In 1968, Julian Bond came into the national spotlight unwittingly. Just weeks after the murder of King at the Lorraine Motel, the Democratic National Convention convened in Chicago. Robert F. Kennedy had also fallen to an assassin’s bullets; the convention, dogged by nonstop protesting outside its doors and in the streets of Chicago, became an internationally broadcast tempest of anger, grief, disillusionment, and inter-generational contempt. With Bobby Kennedy gone, the delegates nominated Vice President Hubert H. Humphrey for the presidency (he would lose a close election to Richard M. Nixon in November).
Julian Bond was unexpectedly nominated for Vice President. A generation before Barack Obama, this was the first time that an African American had ever been so designated by a major political party. “I didn’t win,” he said humorously on Minnesota Public Radio in a 2008 appearance.
Bond was only 28 years old and knew that he could not accept the nomination.

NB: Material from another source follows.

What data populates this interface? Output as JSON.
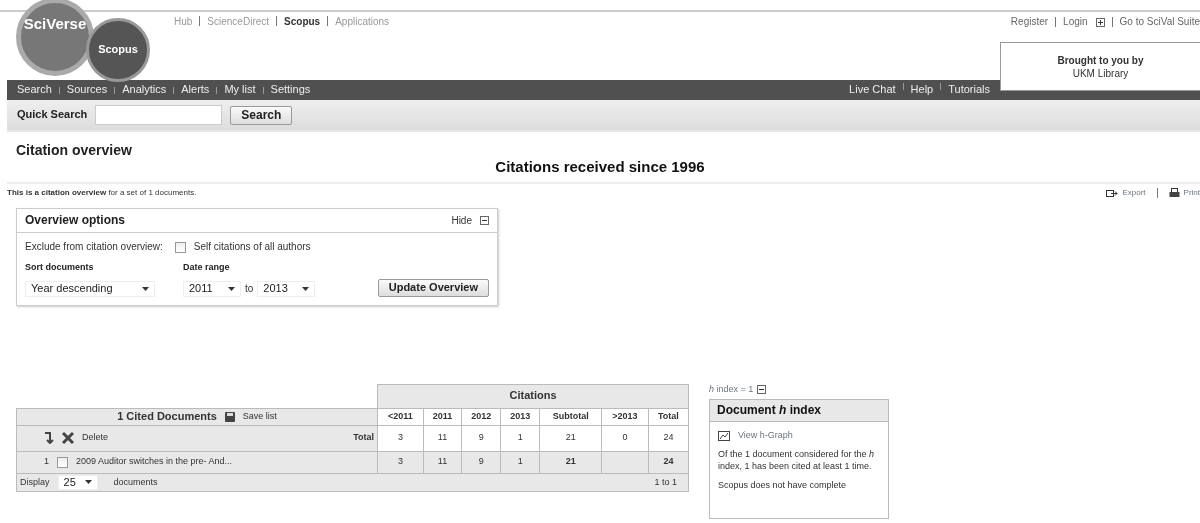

The Constitution requires that both the president and vice president be at least 35 years of age. He graciously withdrew but he understands that the symbolic event helped paved the way for the concept of an African American serving at the highest level of government.
Julian Bond was devastated and incensed when the news came from the balcony of the Lorraine Motel on April 4, 1968—Dr. King has been struck down. He was four hundred miles away, in Atlanta. He declared the next day: “Brotherhood was murdered in Memphis last night. Nonviolence was murdered in Memphis last night. All that is good in America was murdered in Memphis last night.”
Something else that was very good in America has now also died.